Hump Day in Tours!


Halfway through the first week of our internships! Wednesdays are nice because we get out of work early for class at 1:30, so this was the first time since Sunday that we have all seen each other. It honestly felt like forever since I had seen everyone.

For my internship, I work in the kitchen at Château Belmont in their 4-star restaurant. It is a really fun internship, absolutely nothing like just cooking for my family or friends. I was so afraid that my mentor would be like Gordon Ramsey, but he is really nice and understanding. But wow do I not know many cooking or kitchen words in French. I am learning so much about cooking in France and the vocabulary involved, as well as familiar language instead of the proper language we learn in school. Sadly, I was only able to go to my internship the first day because I got very sick yesterday and went to the doctor (who didn’t speak a word of English), and was told that I couldn’t go to work for two days. Needless to say, I am excited to get up and back to work to learn more about the delicious French food and desserts– and learn a few recipes to take home!


I have an internship with the Catholic Diocese in Tours. My tutor has a lot planned for me to do and see because there are a lot of different facets of the diocese here. For example, there’s the administration side, the archbishop and his staff, and the pastoral administration. So far, I have worked with a youth director who organizes events for the youth in public schools, I have worked in the Diocese library, and this morning, I went to the radio station called RCF (Radio Chrétienne Francophone). RCF is based in Lyon, but then they cut to the local stations. When I got there, a host/ the sound technician and one of the journalists greeted me in the middle of their newsreel, and then I got to watch them. Then, the boss of the station, Elric came and told me about the radio station, which I found very interesting. I watched several things happen: an interview that they were going to broadcast later about the winter sales, the host cutting and pasting an ad for a podcast that was going to happen next week, and then the two journalists doing a critique of the movie Selma. 

After our respective internships, some of us met up at the school to get lunch before class, and then we went class and compared our internships. All of us seem to be having great experiences! Of course we had questions, but it was good to see everyone enjoying themselves in such different enterprises. After that, we went on a little walking tour to see some of the different architecture in this ancient city. After that, we came back to the school and a small group went to get hot beverages with Madame Feat and talked more about our internships and some fun stories about our time in France. The highlight of the day, though, was being able to see our friend Jordan being broadcasted live on TV Tours in a segment called “Un américain à Tours” or “An American in Tours,” where he kicked butt and made us very proud! It is a two-week segment where he talks about his experiences as a student abroad in France. After that, we came home and are very tired after an exhausting but incredibly exciting day.

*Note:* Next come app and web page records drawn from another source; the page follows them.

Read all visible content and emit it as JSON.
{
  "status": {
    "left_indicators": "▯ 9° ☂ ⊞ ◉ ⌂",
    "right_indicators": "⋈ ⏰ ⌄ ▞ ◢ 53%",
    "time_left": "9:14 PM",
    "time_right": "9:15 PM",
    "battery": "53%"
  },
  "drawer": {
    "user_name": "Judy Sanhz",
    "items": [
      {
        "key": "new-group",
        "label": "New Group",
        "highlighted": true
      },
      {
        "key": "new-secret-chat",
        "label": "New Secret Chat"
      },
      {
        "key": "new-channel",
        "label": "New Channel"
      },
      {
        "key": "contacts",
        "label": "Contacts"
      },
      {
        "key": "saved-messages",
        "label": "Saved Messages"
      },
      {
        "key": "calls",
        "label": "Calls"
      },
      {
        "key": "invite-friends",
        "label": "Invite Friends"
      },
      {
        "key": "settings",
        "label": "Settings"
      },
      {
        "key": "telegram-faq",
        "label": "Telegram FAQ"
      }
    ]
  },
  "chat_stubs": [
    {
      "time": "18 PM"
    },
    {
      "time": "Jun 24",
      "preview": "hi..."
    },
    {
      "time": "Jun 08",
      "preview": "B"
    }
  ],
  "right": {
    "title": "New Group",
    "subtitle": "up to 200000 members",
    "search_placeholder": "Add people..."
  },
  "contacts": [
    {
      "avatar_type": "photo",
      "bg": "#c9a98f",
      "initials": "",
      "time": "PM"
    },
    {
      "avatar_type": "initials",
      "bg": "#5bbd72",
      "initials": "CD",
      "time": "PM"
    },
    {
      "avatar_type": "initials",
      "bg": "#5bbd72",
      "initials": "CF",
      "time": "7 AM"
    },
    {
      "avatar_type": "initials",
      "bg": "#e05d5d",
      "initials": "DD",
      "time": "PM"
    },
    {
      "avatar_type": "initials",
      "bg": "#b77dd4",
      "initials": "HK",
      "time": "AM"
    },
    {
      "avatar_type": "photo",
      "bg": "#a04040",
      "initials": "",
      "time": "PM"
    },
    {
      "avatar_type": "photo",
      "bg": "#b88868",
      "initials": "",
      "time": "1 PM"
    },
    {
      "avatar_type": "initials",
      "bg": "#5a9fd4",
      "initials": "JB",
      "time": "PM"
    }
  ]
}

This is where I am doing my internship. It is a beautiful hotel with a fantastic restaurant.
I get to learn how to make/ plate things like this, a dessert simply called "Le Fig."This was after my day of working mainly with the dessert chef.
Bekah posing with the other hosts of the RCF station located here in Tours!
Lunch back in our usual spot at the Institut de Touraine. Together at last!
During class, this was the entire group listening attentively to M. Romain as he told us about the interesting architecture of the old city.
These buildings are all Harry Potter-esque. The reason for that is because the old building owners would make the bottom floor small to avoid taxes, and then build up and make each floor bigger. Is that not reminiscent of the Burrow?
Jordan was on the news today with a video that he made himself! We are so proud of our little "American boy," as the hostess liked to call him.